Minding The Income Gap
June 20, 2016
Founder and CEO, Scottsdale Wealth Planning, Inc.
There was a time when you could walk into your local bank and buy a 9 percent Certificate of Deposit (CD) as a common investment option. Today, that income staple is extinct. What was once a fairly cyclical pattern: interest rates go up and interest rates go down–has steadily declined to flat line. And while low borrowing costs may have been a boon to many borrowers, it has become the bane of savers and retirees. How has this declined and what is the solution to “fill the gap.”
The table below illustrated short/intermediate CD and US Treasury yields for the past 30 years:
The degree of income loss has been devastating. In real life terms, a basket of investments that once provided consistent 4 percent to 5 percent yields (or around $4,000 of income a month on a $1 million portfolio,) now requires four times as much principal (over $4 million) to attain the same level of income. Savings rates have been anchored well below 1 percent for more than seven years – the next 10 years could be characterized by pervasively low rates. As long as these conditions persist, investors with income and retirement needs can’t bank on CDs and “plain vanilla” market yields as viable investment options.
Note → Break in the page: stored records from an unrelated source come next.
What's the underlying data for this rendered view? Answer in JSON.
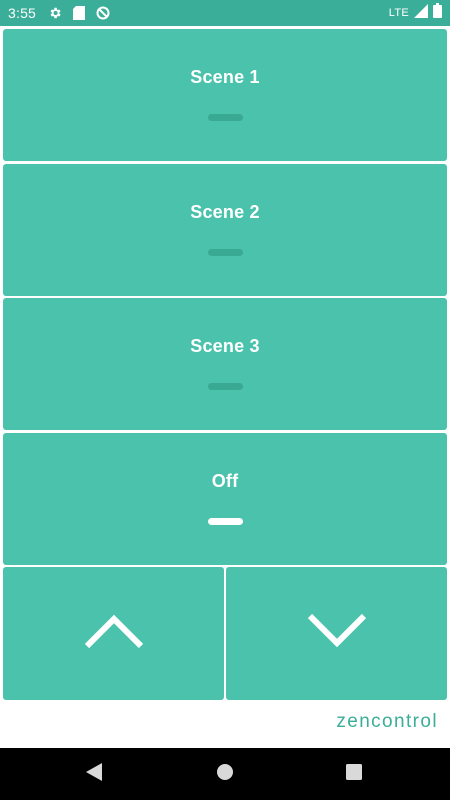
{
  "status_bar": {
    "time": "3:55",
    "network": "LTE",
    "icons": [
      "gear-icon",
      "sd-card-icon",
      "sync-off-icon",
      "signal-icon",
      "battery-icon"
    ],
    "color": "#3aae98"
  },
  "scenes": [
    {
      "label": "Scene 1",
      "active": false
    },
    {
      "label": "Scene 2",
      "active": false
    },
    {
      "label": "Scene 3",
      "active": false
    },
    {
      "label": "Off",
      "active": true
    }
  ],
  "controls": {
    "up_icon": "chevron-up-icon",
    "down_icon": "chevron-down-icon"
  },
  "brand": "zencontrol",
  "colors": {
    "tile": "#4ac2ac",
    "indicator_inactive": "#3aa994",
    "indicator_active": "#ffffff"
  },
  "nav_bar": {
    "icons": [
      "back-icon",
      "home-icon",
      "recents-icon"
    ]
  }
}
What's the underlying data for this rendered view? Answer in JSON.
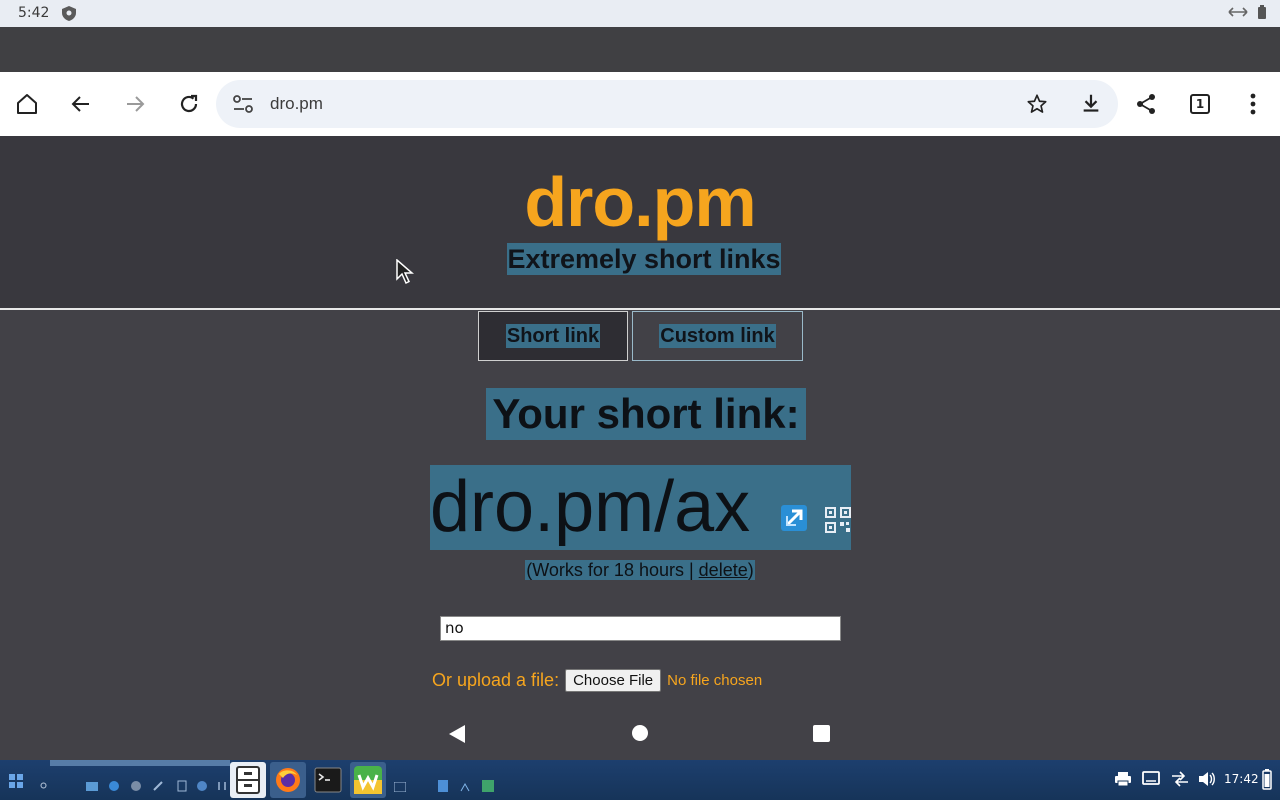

For thoughtful investors, there are a variety of strategies and asset classes to engage with to counteract this ongoing assault on savers. These include investments that are broadly across the yield curve, utilize defensive bond structures such as high-coupon callable bonds and gain exposure to a diversified mix of higher income/cash flow asset classes. These include “chicken equity” asset classes such as convertible bonds, high yield bonds, floating rate and bank loan securities, asset backed securities and real assets including real property and REITs (Real Estate Investment Trusts). These “chicken equities” are high cash flow assets that enable investors to retain some exposure to an improving economy without the same degree of stock market volatility, and with less interest rate risk than traditional plain, vanilla bonds.
Yields exceeding 4 percent and approaching 7 percent to 8 percent can now be found in several of these less homogenous-fixed income asset classes. The key is to be both adept at navigating the waters of these asset classes and discerning the true value in each. A depth of experience through several interest rate cycles and the necessary perspective is needed to assemble genuinely diverse portfolios and achieve real risk reduction – consequently, the current times requires a lot more thought and strategy then simply a walk to the bank for a simple investment purchase to see a real return.
Paul Ohanian, is founder and CEO of Scottsdale Wealth Planning, Inc., an Old Town-based registered investment advisor, and Certified Financial Planner® with more than 25 years of experience providing financial services to the Valley. Visit him at www.scottsdalewealthplanning.com. Refer to the next page ad for services Paul provides.
This article was written in combination with Paul Ohanian and Anthony Tanner.
Anthony Tanner is a Chartered Financial Analyst and investment strategist with more than 20 years of experience building and managing bond portfolios.
Information contained in this article is for informational purposes only and should not be considered investment advice. Advice may only be provided after entering into an advisory agreement with Scottsdale Wealth Planning. Information is at a period in time and subject to change. Scottsdale Wealth Planning’s current Disclosure Brochure is set forth on Form ADV Part 2 and is available for your review upon request.